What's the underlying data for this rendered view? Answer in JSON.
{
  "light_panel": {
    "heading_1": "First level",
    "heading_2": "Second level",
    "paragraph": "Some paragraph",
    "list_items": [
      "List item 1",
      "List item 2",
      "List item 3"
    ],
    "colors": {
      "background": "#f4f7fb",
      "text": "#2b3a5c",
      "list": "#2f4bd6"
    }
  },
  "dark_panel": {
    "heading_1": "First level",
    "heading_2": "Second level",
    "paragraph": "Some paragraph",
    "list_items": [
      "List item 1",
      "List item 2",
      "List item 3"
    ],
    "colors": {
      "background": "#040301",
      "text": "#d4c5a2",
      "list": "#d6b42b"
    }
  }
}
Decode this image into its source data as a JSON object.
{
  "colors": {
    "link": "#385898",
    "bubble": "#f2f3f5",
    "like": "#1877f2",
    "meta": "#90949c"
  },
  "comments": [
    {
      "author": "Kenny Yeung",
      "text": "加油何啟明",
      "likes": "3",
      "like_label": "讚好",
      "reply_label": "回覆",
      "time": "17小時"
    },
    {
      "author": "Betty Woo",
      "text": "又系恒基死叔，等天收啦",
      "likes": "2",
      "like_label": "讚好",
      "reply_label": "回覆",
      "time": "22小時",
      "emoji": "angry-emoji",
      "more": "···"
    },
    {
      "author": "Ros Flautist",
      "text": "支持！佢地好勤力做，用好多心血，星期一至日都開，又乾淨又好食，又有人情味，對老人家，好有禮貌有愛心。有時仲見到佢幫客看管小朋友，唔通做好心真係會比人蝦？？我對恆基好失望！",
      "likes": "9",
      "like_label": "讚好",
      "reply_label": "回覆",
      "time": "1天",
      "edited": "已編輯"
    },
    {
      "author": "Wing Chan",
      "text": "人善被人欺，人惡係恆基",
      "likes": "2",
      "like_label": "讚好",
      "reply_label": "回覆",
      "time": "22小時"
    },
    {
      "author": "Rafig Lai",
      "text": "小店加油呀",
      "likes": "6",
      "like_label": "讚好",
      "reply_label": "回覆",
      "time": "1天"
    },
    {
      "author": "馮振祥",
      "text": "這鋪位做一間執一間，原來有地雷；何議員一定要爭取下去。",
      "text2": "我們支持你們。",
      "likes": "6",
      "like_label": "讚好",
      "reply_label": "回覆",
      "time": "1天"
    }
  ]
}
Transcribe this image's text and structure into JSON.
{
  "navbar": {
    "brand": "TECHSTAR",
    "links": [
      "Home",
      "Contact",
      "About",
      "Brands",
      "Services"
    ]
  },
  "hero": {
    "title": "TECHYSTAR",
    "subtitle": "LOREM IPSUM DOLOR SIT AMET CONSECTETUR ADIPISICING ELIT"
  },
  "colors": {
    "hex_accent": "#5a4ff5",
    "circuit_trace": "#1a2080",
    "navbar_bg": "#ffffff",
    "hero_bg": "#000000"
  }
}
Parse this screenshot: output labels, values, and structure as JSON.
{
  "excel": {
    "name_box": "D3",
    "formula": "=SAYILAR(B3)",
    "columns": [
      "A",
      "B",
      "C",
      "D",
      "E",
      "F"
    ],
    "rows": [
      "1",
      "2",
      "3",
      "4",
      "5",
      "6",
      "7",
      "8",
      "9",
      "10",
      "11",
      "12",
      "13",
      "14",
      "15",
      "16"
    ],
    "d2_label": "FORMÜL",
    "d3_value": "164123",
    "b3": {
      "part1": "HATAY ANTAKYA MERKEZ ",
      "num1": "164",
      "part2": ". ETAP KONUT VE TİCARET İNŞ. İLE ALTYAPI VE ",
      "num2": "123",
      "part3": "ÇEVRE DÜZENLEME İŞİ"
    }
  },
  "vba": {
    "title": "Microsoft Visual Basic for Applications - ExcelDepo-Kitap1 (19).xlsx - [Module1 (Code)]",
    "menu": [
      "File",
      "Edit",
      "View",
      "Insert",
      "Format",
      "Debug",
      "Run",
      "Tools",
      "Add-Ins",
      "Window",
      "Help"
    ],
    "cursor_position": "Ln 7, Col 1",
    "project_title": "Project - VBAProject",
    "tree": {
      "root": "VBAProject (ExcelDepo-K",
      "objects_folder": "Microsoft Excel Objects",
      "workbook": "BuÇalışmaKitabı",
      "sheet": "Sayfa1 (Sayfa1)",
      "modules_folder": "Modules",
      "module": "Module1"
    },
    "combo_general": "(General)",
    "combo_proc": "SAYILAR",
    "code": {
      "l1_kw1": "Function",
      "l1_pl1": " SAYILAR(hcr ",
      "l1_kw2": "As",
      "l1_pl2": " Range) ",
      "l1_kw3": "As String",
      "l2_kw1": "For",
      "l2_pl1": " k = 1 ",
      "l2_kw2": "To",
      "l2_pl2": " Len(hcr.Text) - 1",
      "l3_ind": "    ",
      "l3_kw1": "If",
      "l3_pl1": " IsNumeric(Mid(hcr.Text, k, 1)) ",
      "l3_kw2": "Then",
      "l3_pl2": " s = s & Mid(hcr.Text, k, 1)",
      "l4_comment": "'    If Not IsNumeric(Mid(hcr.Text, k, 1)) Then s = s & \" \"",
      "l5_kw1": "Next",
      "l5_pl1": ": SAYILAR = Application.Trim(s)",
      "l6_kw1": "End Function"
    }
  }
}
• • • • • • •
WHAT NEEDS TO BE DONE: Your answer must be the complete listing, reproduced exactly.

EXPECTED OUTPUT:
What's the underlying data for this rendered view? Answer in JSON.
{
  "light_panel": {
    "heading_1": "First level",
    "heading_2": "Second level",
    "paragraph": "Some paragraph",
    "list_items": [
      "List item 1",
      "List item 2",
      "List item 3"
    ],
    "colors": {
      "background": "#f4f7fb",
      "text": "#2b3a5c",
      "list": "#2f4bd6"
    }
  },
  "dark_panel": {
    "heading_1": "First level",
    "heading_2": "Second level",
    "paragraph": "Some paragraph",
    "list_items": [
      "List item 1",
      "List item 2",
      "List item 3"
    ],
    "colors": {
      "background": "#040301",
      "text": "#d4c5a2",
      "list": "#d6b42b"
    }
  }
}
Decode this image into its source data as a JSON object.
{
  "colors": {
    "link": "#385898",
    "bubble": "#f2f3f5",
    "like": "#1877f2",
    "meta": "#90949c"
  },
  "comments": [
    {
      "author": "Kenny Yeung",
      "text": "加油何啟明",
      "likes": "3",
      "like_label": "讚好",
      "reply_label": "回覆",
      "time": "17小時"
    },
    {
      "author": "Betty Woo",
      "text": "又系恒基死叔，等天收啦",
      "likes": "2",
      "like_label": "讚好",
      "reply_label": "回覆",
      "time": "22小時",
      "emoji": "angry-emoji",
      "more": "···"
    },
    {
      "author": "Ros Flautist",
      "text": "支持！佢地好勤力做，用好多心血，星期一至日都開，又乾淨又好食，又有人情味，對老人家，好有禮貌有愛心。有時仲見到佢幫客看管小朋友，唔通做好心真係會比人蝦？？我對恆基好失望！",
      "likes": "9",
      "like_label": "讚好",
      "reply_label": "回覆",
      "time": "1天",
      "edited": "已編輯"
    },
    {
      "author": "Wing Chan",
      "text": "人善被人欺，人惡係恆基",
      "likes": "2",
      "like_label": "讚好",
      "reply_label": "回覆",
      "time": "22小時"
    },
    {
      "author": "Rafig Lai",
      "text": "小店加油呀",
      "likes": "6",
      "like_label": "讚好",
      "reply_label": "回覆",
      "time": "1天"
    },
    {
      "author": "馮振祥",
      "text": "這鋪位做一間執一間，原來有地雷；何議員一定要爭取下去。",
      "text2": "我們支持你們。",
      "likes": "6",
      "like_label": "讚好",
      "reply_label": "回覆",
      "time": "1天"
    }
  ]
}
Transcribe this image's text and structure into JSON.
{
  "navbar": {
    "brand": "TECHSTAR",
    "links": [
      "Home",
      "Contact",
      "About",
      "Brands",
      "Services"
    ]
  },
  "hero": {
    "title": "TECHYSTAR",
    "subtitle": "LOREM IPSUM DOLOR SIT AMET CONSECTETUR ADIPISICING ELIT"
  },
  "colors": {
    "hex_accent": "#5a4ff5",
    "circuit_trace": "#1a2080",
    "navbar_bg": "#ffffff",
    "hero_bg": "#000000"
  }
}
Parse this screenshot: output labels, values, and structure as JSON.
{
  "excel": {
    "name_box": "D3",
    "formula": "=SAYILAR(B3)",
    "columns": [
      "A",
      "B",
      "C",
      "D",
      "E",
      "F"
    ],
    "rows": [
      "1",
      "2",
      "3",
      "4",
      "5",
      "6",
      "7",
      "8",
      "9",
      "10",
      "11",
      "12",
      "13",
      "14",
      "15",
      "16"
    ],
    "d2_label": "FORMÜL",
    "d3_value": "164123",
    "b3": {
      "part1": "HATAY ANTAKYA MERKEZ ",
      "num1": "164",
      "part2": ". ETAP KONUT VE TİCARET İNŞ. İLE ALTYAPI VE ",
      "num2": "123",
      "part3": "ÇEVRE DÜZENLEME İŞİ"
    }
  },
  "vba": {
    "title": "Microsoft Visual Basic for Applications - ExcelDepo-Kitap1 (19).xlsx - [Module1 (Code)]",
    "menu": [
      "File",
      "Edit",
      "View",
      "Insert",
      "Format",
      "Debug",
      "Run",
      "Tools",
      "Add-Ins",
      "Window",
      "Help"
    ],
    "cursor_position": "Ln 7, Col 1",
    "project_title": "Project - VBAProject",
    "tree": {
      "root": "VBAProject (ExcelDepo-K",
      "objects_folder": "Microsoft Excel Objects",
      "workbook": "BuÇalışmaKitabı",
      "sheet": "Sayfa1 (Sayfa1)",
      "modules_folder": "Modules",
      "module": "Module1"
    },
    "combo_general": "(General)",
    "combo_proc": "SAYILAR",
    "code": {
      "l1_kw1": "Function",
      "l1_pl1": " SAYILAR(hcr ",
      "l1_kw2": "As",
      "l1_pl2": " Range) ",
      "l1_kw3": "As String",
      "l2_kw1": "For",
      "l2_pl1": " k = 1 ",
      "l2_kw2": "To",
      "l2_pl2": " Len(hcr.Text) - 1",
      "l3_ind": "    ",
      "l3_kw1": "If",
      "l3_pl1": " IsNumeric(Mid(hcr.Text, k, 1)) ",
      "l3_kw2": "Then",
      "l3_pl2": " s = s & Mid(hcr.Text, k, 1)",
      "l4_comment": "'    If Not IsNumeric(Mid(hcr.Text, k, 1)) Then s = s & \" \"",
      "l5_kw1": "Next",
      "l5_pl1": ": SAYILAR = Application.Trim(s)",
      "l6_kw1": "End Function"
    }
  }
}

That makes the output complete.